One Piece Live-Action’s success was crucial to the development of other future Netflix anime adaptations. Once panned for Cowboy Bebop, Death Note, and Fullmetal Alchemist: The Final Alchemist, the OTT platform is back to its former glory. It is now aiming to adapt Yu Yu Hakusho and My Hero Academia, alongside the sequels to One Piece Season 1.
The experienced cast of actors and crew of artists played an important role in bringing the Straw Hat Crew’s adventures to life in Season 1. While developing the Romance Dawn arc, Eiichiro Oda supervised the production and informed directors about the pirating world of One Piece.
One such director named Emma Sullivan came to know about the story from the mangaka himself while understanding that she was “not allowed to mess up” the project for the sake of her child and other anime fans.
Netflix Director Emma Sullivan On How She Understood The Importance Of The One Piece Live-Action Series
One of the nominees for the Palme d’Or at the 62nd Cannes Film Festival in 2009, Sullivan has a lot of experience backing her. She formerly directed the Doctor Who TV Series (2020), Silent Witness (2019), and After Tomorrow (2009) and has won many accolades, including the Best Short Film award at the Edinburgh Film Festival.
Upon being questioned about how familiar was she with One Piece, director Emma Sullivan revealed that she had no knowledge of the manga. Her interest was piqued when she told her son about the development of the anime adaptation live-action, as revealed during an interview with Screen Rant Plus.

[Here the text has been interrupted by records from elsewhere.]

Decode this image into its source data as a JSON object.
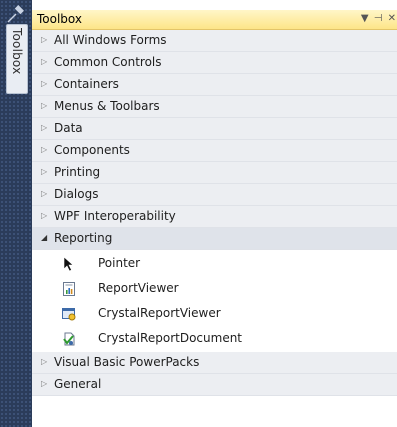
{
  "dock": {
    "tab_label": "Toolbox"
  },
  "window": {
    "title": "Toolbox",
    "title_icons": "▼ ⊣ ✕"
  },
  "categories_top": [
    {
      "label": "All Windows Forms"
    },
    {
      "label": "Common Controls"
    },
    {
      "label": "Containers"
    },
    {
      "label": "Menus & Toolbars"
    },
    {
      "label": "Data"
    },
    {
      "label": "Components"
    },
    {
      "label": "Printing"
    },
    {
      "label": "Dialogs"
    },
    {
      "label": "WPF Interoperability"
    }
  ],
  "expanded_category": {
    "label": "Reporting",
    "items": [
      {
        "label": "Pointer",
        "icon": "pointer-icon"
      },
      {
        "label": "ReportViewer",
        "icon": "report-viewer-icon"
      },
      {
        "label": "CrystalReportViewer",
        "icon": "crystal-report-viewer-icon"
      },
      {
        "label": "CrystalReportDocument",
        "icon": "crystal-report-document-icon"
      }
    ]
  },
  "categories_bottom": [
    {
      "label": "Visual Basic PowerPacks"
    },
    {
      "label": "General"
    }
  ],
  "icons": {
    "collapsed_arrow": "▷",
    "expanded_arrow": "◢"
  },
  "colors": {
    "dock_strip": "#2b3c5a",
    "titlebar_top": "#fff6c8",
    "titlebar_bottom": "#fde588",
    "category_bg": "#eceef2"
  }
}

“I wasn’t familiar with it at first. But what I found out when I spoke to my son about it was that he had read the whole thing in lockdown. When I said to him that there was a show coming up about a rubber pirate he was like: “What??” And that reaction and that face made me realize, “Oh, this is really big. This is really big.” And then all my nephews are huge fans. So, I’ve been told in no uncertain terms that I was not allowed to mess it up.”
Emma Sullivan was put in charge of two episodes for One Piece Live-Action, namely episode 3 and episode 4, which centered around Usopp and Kaya’s friendship before the sharpshooter joined the Straw Hats. Klahadore was revealed to be the infamous Captain Kuro and after a few tense segments of him pursuing Kaya, Luffy was able to defeat the pirate with the Gum Gum Bell move.
How Much Creative Freedom Did Eiichiro Oda Give to the Netflix One Piece Directors?
Eiichiro Oda took a detail-oriented approach to producing the One Piece Live-Action. There’s a reason why each backstory was described carefully such as that of Zeff and Sanji. Attire changes and props gave throwbacks to the manga, like Zoro wearing his black bandana before fighting the Marines in the first episode or the hidden dagger in the crucifix pendant of Dracule Mihawk, which he used to defeat Roronoa.
Oda also supervised the action sequences. As such, the majority of the creative control lay with the mangaka. Directors carried out his orders but within the parameters of the eight-episode show, as told by Emma Sullivan to Screen Rant.
“Only as much as Oda gave us, because everything went through Oda. For example, I had a scene where Kuina and young Zoro are fighting, and we shot that originally. Oda watched it, and he said, “I don’t want the Kendo masks on. I want it reshot.” So, we went back to Cape Town, and we shot it again. It was better, and it was good.”
Thanks to the assistance of Matt Owens and Steven Maeda, along with a few lore chipped in by Oda, Sullivan got a better picture of the story and humor in One Piece. She will hopefully return to direct the next season, which will initiate the first major arc in the series – the Alabasta arc.
Source: Screen Rant